The best word-learning classrooms are filled with an intentional
focus on vocabulary where students notice words and consider strategies for becoming word savvy. – Linda Hoyt
This list is from Spotlight on Comprehension: Building a Literacy of Thoughtfulness by Linda Hoyt, Chapter 18 “Building a Robust Vocabulary”.
This is a list of ways to intentionally build word awareness as an important stepping stone to facilatating vocabulary development and retention.
1. Ensure that students spend a lot of time reading from a wide range of texts with well-crafted language.
2. Read to learners from richly written fiction and nonfiction sources, discussing interesting words.
3. Create a word-rich environment, celebrate words on the walls of your classroom.
4. Use a rich vocabulary when conversing with learners.
5. Study the concepts that underlie words.
6. Identify relationships between words.
7. Connect new words to words already known.
8. Help students develop strategies for independent word learning.
9. Model good word learning behaviors and your own curiosity about words.
10. Invite students to be word detectives, collecting interesting words and words that are important.

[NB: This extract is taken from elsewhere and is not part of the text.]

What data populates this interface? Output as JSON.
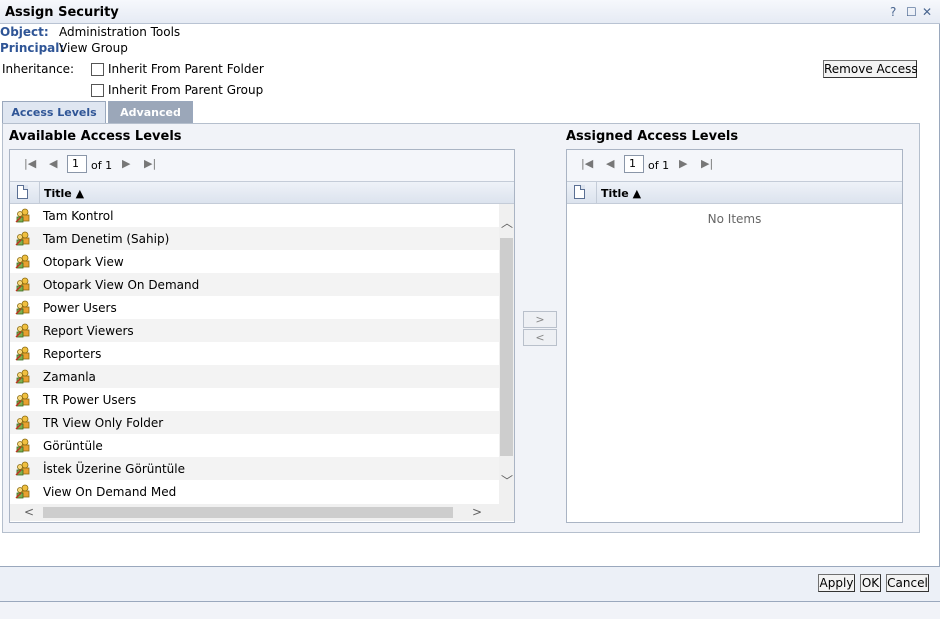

11. Save words in a notebook.
12. Give students opportunities to use words in meaningful ways.
13. Engage with fewer words; don’t try to cover so many that learning is superficial.
14. Link visualizations to word meanings.
15. Provide opportunities to make inferences about word meanings.
16. Have fun with language!
I am including two worksheets I have created to go with Linda’s amazing vocabulary/comprehension building ideas.
The First activity KID Vocabulary is for students to choose key words from a concept that is introduced. They choose the important information to remember, then draw an illustration to help build their understanding.
The second activity requires students to summarize a lesson in two words. Students need to reflect on the two words that will provide them with the most meaning for what they learned. Students are also asked to write or talk about why they chose those 2 words. They could talk about other words they considered and why they rejected them. They can help a partner evaluate the 2 words they chose. This is an excellent activity for using conversation as a learning tool.